The UK government has published its Energy Trends data 2018, which provides an insight into the changing trends in UK energy production and consumption. The latest data shows that total energy production has increased for three consecutive years, albeit with a modest increase in 2017 of 0.4%. (more…)
Under new regulations for commercial landlords, properties that require an Energy Performance Certificate (EPC) must obtain a minimum efficiency rating of an E before they can be let.
An EPC provides information on how energy efficient a building is by giving it a rating of A (very efficient) to G (inefficient). This rating system helps tenants to ascertain how much it will cost to heat and light the building, as well as an indication of the level of carbon emissions. The certificate also suggests ways that a more efficient rating could be achieved.
The minimum energy efficiency standards (MEES) come into force in April 2018, from which time landlords cannot grant a new tenancy agreement or renew an agreement if a commercial rented property has an EPC rating of F or G. From April 2023, landlords must not continue to let a commercial property under an existing agreement if it does not meet the minimum energy efficiency criteria. BEIS has issued full guidance on the requirements and possible exemptions under the legislation.
In the Chancellor’s budget this month, it was announced that the CRC Energy Efficiency Scheme (CRC) will be abolished from 2019 and in order to recoup the Treasury’s lost revenue, the Climate Change Levy (CCL) would rise from April 2019. The Treasury sees CCL as a single tax to incentivise energy efficiency in business.

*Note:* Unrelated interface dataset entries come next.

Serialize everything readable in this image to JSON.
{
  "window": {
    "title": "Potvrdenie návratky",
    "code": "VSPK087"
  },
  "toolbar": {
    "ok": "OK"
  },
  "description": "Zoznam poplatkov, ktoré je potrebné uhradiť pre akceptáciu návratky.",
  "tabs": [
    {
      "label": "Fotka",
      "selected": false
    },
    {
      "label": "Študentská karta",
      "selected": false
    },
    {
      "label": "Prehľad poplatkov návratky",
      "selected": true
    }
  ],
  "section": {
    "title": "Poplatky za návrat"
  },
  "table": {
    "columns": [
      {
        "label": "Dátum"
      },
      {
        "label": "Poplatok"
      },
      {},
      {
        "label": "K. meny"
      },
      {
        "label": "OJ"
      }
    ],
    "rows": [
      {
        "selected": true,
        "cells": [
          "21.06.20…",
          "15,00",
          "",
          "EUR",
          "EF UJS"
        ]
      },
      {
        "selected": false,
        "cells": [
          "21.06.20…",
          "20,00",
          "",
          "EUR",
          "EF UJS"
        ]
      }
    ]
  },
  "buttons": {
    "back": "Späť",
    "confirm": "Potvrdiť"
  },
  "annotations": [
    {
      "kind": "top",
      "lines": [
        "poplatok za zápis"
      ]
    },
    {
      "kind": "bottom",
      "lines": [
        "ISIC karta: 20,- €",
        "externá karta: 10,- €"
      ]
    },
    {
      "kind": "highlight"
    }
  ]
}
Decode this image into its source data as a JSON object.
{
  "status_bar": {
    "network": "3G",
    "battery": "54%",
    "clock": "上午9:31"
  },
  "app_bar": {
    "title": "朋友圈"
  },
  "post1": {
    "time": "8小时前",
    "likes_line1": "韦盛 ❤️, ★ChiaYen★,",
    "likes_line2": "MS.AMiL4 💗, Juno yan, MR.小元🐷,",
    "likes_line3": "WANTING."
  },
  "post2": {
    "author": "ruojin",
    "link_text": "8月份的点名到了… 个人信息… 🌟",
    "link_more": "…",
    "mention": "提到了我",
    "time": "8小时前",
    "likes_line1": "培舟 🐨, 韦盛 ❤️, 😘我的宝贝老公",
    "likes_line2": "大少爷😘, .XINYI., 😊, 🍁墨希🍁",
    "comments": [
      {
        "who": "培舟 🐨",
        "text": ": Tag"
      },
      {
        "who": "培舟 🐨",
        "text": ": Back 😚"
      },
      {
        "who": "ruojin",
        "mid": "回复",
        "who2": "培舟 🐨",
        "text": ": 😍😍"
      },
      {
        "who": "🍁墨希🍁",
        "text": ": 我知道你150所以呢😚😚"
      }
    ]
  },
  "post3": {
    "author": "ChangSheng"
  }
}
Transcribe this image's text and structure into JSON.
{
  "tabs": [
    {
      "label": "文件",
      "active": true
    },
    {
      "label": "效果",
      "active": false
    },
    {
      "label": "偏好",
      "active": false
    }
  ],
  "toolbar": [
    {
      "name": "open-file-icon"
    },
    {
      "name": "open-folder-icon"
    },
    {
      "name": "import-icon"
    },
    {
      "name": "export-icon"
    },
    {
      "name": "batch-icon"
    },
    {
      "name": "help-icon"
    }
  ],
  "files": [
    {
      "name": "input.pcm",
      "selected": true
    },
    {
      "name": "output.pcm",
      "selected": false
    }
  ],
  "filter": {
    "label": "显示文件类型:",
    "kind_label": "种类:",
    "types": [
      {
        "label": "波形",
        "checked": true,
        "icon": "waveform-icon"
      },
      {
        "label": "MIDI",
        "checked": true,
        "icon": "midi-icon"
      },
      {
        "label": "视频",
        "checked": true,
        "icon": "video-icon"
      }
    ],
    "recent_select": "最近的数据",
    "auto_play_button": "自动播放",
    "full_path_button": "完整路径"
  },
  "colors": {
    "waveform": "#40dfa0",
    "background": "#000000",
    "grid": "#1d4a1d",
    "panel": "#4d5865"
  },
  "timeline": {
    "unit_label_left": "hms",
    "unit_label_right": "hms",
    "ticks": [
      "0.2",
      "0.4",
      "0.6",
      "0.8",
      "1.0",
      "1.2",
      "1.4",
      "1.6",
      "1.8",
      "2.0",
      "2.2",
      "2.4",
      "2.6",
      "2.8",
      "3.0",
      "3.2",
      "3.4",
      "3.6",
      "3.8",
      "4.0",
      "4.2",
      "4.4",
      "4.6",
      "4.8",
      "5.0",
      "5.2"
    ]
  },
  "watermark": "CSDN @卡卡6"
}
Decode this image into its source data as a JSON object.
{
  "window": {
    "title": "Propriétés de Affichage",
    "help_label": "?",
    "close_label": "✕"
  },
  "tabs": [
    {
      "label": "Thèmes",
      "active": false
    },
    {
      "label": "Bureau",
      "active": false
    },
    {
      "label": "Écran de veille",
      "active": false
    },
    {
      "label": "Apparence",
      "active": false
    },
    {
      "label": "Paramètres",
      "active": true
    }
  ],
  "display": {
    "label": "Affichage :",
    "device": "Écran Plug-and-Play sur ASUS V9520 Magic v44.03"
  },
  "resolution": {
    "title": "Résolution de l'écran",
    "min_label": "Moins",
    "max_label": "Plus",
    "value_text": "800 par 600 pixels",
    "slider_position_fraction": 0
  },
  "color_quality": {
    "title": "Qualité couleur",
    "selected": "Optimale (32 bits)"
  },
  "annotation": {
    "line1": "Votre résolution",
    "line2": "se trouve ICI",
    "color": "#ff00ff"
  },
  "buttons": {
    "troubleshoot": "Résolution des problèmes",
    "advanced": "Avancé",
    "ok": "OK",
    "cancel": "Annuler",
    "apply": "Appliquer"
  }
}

In addition, the difference in CCL rates between electricity and gas is currently at an electricity to gas ratio of 2.9:1 and this will be adjusted to reflect the fuel mix used in electricity generation, adjusting the electricity to gas ratio to 2.5:1.